Bonjour! France is easily my favorite place in the world, and the language just drips romanticism and good food. Food just sounds better in French, or at least in a French accent. Would you prefer Burgundy Beef Stew or Beouf Bourguignon? A Grilled Ham and Cheese or a Croque Monsieur? I think I've made my point. I was lucky enough (or smart enough... you decide) to take French in high school, and although I'm far from fluent, I think it has been incredibly helpful in culinary school and in the culinary industry in general because just about every technique or ingredient has a French origin. Just think... brunoise, macedoine, parmentier, julienne, batonnet, roux, demi glace, bechamel, veloute, souffle, I mean the list in endless. Even in America we have French Fries, French Toast and so on. The French have infiltrated our English terminology without even intending to. They don't call French Fries "French Fries" in France. They're just Pommes Frites, plain and simple, fried potatoes (technically pommes de terre means potatoes and pommes mean apples, but you get the picture). My obsession with France isn't limited to the kitchen, but follows me in every facet of life. My decor consists of a plethora of Eiffel Tower-shaped knickknacks, picture frames, clocks, French photos, and so on. I also adore French cinema and French music, especially that of Charles Aznavour and Edith Piaf. I should've been born French.

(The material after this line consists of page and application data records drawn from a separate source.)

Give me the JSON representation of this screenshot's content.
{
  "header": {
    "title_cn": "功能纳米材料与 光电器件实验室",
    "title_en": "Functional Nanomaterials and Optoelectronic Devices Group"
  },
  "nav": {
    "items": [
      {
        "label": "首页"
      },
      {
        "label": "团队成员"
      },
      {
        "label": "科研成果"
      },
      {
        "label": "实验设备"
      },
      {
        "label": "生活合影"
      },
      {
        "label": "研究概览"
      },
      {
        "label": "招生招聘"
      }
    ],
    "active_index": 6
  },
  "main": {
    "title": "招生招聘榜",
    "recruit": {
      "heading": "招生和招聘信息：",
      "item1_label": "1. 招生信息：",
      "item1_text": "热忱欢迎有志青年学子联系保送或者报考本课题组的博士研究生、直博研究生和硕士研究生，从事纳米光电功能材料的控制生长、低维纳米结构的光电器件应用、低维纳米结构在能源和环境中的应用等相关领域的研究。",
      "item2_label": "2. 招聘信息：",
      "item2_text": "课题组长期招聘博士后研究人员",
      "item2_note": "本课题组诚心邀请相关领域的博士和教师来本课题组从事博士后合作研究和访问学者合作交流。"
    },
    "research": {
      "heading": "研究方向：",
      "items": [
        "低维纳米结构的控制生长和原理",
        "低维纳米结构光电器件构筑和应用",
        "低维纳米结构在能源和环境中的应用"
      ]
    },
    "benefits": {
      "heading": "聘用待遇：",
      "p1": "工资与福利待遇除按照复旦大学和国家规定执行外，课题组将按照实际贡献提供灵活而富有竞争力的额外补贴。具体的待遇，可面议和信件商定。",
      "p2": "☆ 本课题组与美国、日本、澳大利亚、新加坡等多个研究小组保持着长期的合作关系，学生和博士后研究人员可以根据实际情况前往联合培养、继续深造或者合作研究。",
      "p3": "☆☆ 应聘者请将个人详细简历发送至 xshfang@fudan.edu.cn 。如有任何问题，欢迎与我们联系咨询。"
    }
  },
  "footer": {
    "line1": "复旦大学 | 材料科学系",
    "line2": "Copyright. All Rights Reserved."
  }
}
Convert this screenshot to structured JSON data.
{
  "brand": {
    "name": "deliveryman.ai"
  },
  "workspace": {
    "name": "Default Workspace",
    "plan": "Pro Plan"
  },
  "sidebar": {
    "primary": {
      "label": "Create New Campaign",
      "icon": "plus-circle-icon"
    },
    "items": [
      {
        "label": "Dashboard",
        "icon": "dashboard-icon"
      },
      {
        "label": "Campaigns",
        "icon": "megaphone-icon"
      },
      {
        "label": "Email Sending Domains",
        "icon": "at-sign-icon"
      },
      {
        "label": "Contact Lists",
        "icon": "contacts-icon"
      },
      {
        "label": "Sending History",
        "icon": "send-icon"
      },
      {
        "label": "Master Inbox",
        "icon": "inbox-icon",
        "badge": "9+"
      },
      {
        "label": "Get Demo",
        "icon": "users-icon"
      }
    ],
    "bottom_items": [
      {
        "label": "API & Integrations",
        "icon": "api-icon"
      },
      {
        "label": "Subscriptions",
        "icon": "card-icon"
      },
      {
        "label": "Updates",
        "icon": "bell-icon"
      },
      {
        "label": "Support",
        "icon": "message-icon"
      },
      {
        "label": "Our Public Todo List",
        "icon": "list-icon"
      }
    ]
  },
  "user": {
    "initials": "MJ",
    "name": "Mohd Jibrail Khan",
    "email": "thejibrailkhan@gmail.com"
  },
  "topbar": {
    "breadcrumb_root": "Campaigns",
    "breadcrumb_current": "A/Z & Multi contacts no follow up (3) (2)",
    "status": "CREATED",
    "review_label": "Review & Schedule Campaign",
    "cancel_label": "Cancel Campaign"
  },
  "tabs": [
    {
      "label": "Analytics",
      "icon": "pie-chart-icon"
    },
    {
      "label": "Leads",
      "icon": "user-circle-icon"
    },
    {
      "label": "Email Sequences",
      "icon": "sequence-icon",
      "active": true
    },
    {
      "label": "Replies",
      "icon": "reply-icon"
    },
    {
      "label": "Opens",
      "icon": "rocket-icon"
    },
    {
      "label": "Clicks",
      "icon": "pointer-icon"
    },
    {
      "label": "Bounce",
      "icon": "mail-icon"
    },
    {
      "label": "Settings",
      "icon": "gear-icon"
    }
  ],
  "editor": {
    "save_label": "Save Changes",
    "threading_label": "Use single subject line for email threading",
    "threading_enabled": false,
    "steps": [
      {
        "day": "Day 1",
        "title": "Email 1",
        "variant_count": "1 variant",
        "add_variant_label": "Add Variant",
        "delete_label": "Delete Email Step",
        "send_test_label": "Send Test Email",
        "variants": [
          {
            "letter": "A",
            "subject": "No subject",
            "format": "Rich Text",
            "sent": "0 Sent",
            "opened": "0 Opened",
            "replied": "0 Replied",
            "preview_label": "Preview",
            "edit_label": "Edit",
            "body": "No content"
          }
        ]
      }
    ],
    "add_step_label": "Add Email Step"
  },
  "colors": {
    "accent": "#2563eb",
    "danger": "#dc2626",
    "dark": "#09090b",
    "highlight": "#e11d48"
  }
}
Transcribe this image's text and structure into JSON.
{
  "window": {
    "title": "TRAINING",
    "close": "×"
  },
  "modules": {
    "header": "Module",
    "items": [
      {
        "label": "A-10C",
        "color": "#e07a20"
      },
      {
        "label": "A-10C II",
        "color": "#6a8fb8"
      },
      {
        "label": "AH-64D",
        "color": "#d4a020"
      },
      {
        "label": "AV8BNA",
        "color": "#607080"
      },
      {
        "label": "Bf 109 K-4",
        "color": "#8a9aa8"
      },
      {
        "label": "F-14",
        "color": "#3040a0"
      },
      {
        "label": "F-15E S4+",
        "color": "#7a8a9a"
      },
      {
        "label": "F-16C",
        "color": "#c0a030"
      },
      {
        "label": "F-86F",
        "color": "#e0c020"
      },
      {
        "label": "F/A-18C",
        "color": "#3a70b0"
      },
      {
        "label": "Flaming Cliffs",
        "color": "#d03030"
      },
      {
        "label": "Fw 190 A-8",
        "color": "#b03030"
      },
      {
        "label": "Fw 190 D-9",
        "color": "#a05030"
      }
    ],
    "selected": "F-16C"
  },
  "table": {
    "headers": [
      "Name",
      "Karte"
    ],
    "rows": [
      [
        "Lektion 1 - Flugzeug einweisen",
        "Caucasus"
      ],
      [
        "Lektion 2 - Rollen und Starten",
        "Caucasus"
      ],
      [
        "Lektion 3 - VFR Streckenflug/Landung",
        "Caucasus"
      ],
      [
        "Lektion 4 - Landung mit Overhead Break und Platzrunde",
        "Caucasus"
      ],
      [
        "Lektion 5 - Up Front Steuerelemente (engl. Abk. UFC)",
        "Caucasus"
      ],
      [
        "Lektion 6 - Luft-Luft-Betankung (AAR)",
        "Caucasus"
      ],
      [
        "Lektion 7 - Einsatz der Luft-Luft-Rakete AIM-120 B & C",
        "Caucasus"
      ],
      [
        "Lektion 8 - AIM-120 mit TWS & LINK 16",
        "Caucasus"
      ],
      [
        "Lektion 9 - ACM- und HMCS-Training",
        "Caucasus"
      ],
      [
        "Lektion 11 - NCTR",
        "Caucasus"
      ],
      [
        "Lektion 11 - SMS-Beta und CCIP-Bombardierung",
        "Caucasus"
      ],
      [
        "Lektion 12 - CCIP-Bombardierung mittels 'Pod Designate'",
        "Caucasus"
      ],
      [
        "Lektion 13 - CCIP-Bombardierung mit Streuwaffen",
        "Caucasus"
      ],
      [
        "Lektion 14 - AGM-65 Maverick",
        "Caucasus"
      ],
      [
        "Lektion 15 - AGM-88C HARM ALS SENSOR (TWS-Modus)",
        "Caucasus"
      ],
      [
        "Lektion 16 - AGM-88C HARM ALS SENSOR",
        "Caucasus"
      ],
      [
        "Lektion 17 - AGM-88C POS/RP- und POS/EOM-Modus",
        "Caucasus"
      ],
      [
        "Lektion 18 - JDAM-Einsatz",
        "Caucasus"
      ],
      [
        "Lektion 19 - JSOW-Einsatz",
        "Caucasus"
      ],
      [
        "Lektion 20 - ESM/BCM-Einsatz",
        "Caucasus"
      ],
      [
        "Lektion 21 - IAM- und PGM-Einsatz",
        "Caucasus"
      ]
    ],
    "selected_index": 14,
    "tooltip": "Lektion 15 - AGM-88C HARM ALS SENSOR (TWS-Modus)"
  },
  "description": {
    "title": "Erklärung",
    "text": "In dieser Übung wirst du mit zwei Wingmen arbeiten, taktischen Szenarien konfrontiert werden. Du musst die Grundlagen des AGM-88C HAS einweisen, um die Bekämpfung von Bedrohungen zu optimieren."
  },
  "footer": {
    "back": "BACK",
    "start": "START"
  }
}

With that said, today I started my Classical French Cuisine class! My excitement for this class pretty much started before I ever applied to culinary school. It would inevitably be very special to my heart. Day one was a full production day. We are a self-sufficient kitchen, which means we produce all our own stocks from scratch each day, as opposed to getting them from another kitchen or using a base to make it, as most other kitchens do. Depending on the dish, some students work alone while others are paired up. This changes on a daily basis as the menu is completely different each day. I worked with another classmate to produce Pommes de Terre Anna, or Potatoes Anna, for production today. We washed and peeled over a dozen potatoes (I can't actually remember how many... there were a lot!) and then used the fancy schmancy mandoline to slice them thinly. This was my first time using a mandoline, and we didn't have finger guards on these, so I am proud to say that I not only entered class with ten fingers, but I'm typing this blog entry with all ten as well :-D We also clarified massive amounts of butter, both for our dish and for most of the others produced in our class. Butter, as you know from Julia Child and every other French influence, is a staple in French cooking. Our potatoes where shingled in small frying pans, layered and lightly drowned in clarified butter, with a touch of salt and white pepper between the layers. They were covered with a cartouche (or circle of parchment paper), baked, then uncovered and finished until nice and golden. We also are lucky enough to make nice show plates in our class, so I have some really gorgeous pictures to share today!
Pommes de Terre Anna = Buttery Deliciousness!
Crème Crecy (Cream of Carrot Soup)
Consomée Julienne (Consomée with Julienned Vegetables)
Moules á la Marinières (Mussels, Mariner's Style)
Homard Thermidor (Lobster Thermidor)
Tournedos Chasseur (Beef Tournedos Chasseur)
Perdreau Rôti Dijonnaise (Roast Partridge Dijon Style)
Caneton Bigarade (Duckling á l'Orange)
Bagatelle (Carrot Salad with Asparagus) (Salad is Served LAST in Traditional European Cuisine!)